• a solar future driven by strong interregional cooperation among the states on transmission, leading to regional solar development
• a transformational solar future in which the Southwest becomes the solar hub of the nation, drive by interregional development of transmission and generation or the creation of a national Renewable Energy Corporation
Mayes will moderate the first panel of the day, “Is solar temporarily stuck: Immediate challenges to the development of solar energy in the Southwest and what is necessary to break through the logjam.”
“There’s a feeling out there that we are a little bit stuck in first gear and we need to do something from a legal standpoint to get out of it and get moving,” said Mayes, noting that tax credits, the build-out of transmission grids and support for state Renewable Portfolio Standards will be on the table for discussion.
The conference also will debut a 10-minute documentary film about solar energy development in Arizona, including a segment about the great progress in Gila Bend, a town about 70 miles southwest of the Phoenix metropolitan area. Town Manager Frederick Buss will join the panel of public utilities commissioners discussing the creation of a Southwestern market for renewable energy.
“Gila Bend is the little solar town that could,” Mayes said. “It’s a great story about a part of Arizona that’s’ been overlooked. You can walk into any restaurant in town and the waitresses are conversant in solar energy, and they have come to believe that solar is their future. We can learn a lot from them.”
A fifth panel is “Distributed generation goes the distance: Imagining a robust future for distributed generation in the Southwest,” moderated by Bud Annan, ASU’s senior advisor for solar energy.

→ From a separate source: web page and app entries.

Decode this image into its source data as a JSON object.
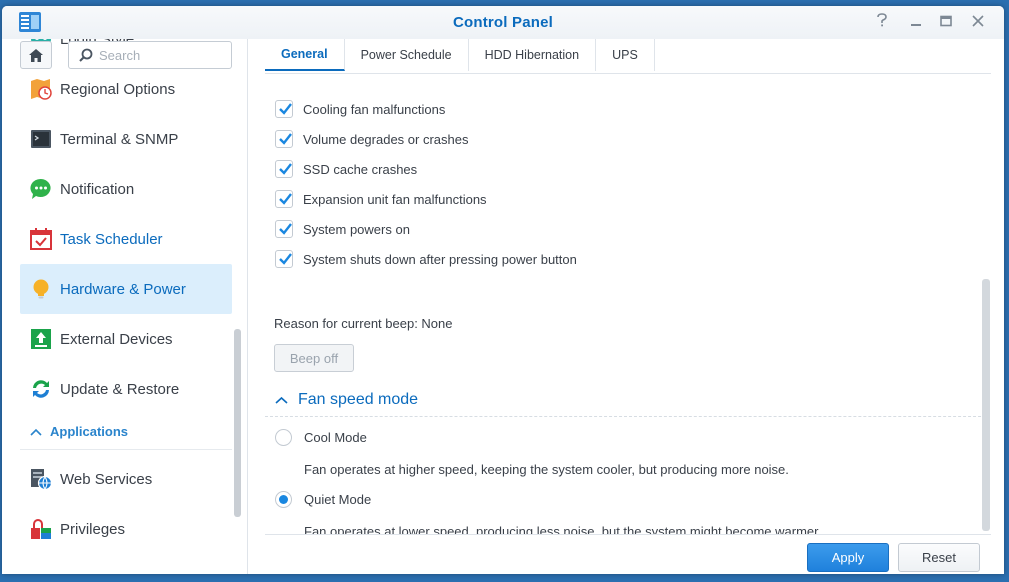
{
  "window": {
    "title": "Control Panel",
    "controls": [
      "help-icon",
      "minimize-icon",
      "maximize-icon",
      "close-icon"
    ]
  },
  "sidebar": {
    "search_placeholder": "Search",
    "items": [
      {
        "label": "Login Style",
        "icon": "login-style-icon"
      },
      {
        "label": "Regional Options",
        "icon": "regional-options-icon"
      },
      {
        "label": "Terminal & SNMP",
        "icon": "terminal-icon"
      },
      {
        "label": "Notification",
        "icon": "notification-icon"
      },
      {
        "label": "Task Scheduler",
        "icon": "task-scheduler-icon"
      },
      {
        "label": "Hardware & Power",
        "icon": "lightbulb-icon",
        "active": true
      },
      {
        "label": "External Devices",
        "icon": "external-devices-icon"
      },
      {
        "label": "Update & Restore",
        "icon": "update-restore-icon"
      }
    ],
    "section": {
      "label": "Applications"
    },
    "app_items": [
      {
        "label": "Web Services",
        "icon": "web-services-icon"
      },
      {
        "label": "Privileges",
        "icon": "privileges-icon"
      }
    ]
  },
  "tabs": [
    {
      "label": "General",
      "active": true
    },
    {
      "label": "Power Schedule"
    },
    {
      "label": "HDD Hibernation"
    },
    {
      "label": "UPS"
    }
  ],
  "beep": {
    "options": [
      {
        "label": "Cooling fan malfunctions",
        "checked": true
      },
      {
        "label": "Volume degrades or crashes",
        "checked": true
      },
      {
        "label": "SSD cache crashes",
        "checked": true
      },
      {
        "label": "Expansion unit fan malfunctions",
        "checked": true
      },
      {
        "label": "System powers on",
        "checked": true
      },
      {
        "label": "System shuts down after pressing power button",
        "checked": true
      }
    ],
    "reason": "Reason for current beep: None",
    "beep_off_label": "Beep off"
  },
  "fan": {
    "section_label": "Fan speed mode",
    "modes": [
      {
        "label": "Cool Mode",
        "selected": false,
        "description": "Fan operates at higher speed, keeping the system cooler, but producing more noise."
      },
      {
        "label": "Quiet Mode",
        "selected": true,
        "description": "Fan operates at lower speed, producing less noise, but the system might become warmer."
      }
    ]
  },
  "footer": {
    "apply_label": "Apply",
    "reset_label": "Reset"
  },
  "colors": {
    "accent": "#0b6bbd",
    "checkbox": "#1a87e0",
    "active_bg": "#dbeefc"
  }
}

Attorneys will be able to obtain up to 10 credits of Continuing Legal Education at the conference, said Mayes, noting it’s a good opportunity for anyone interested in practicing in renewable energy law. “When solar energy takes off, this will become a significant practice area for a lot of attorneys in Arizona and other states in the Southwest,” she said.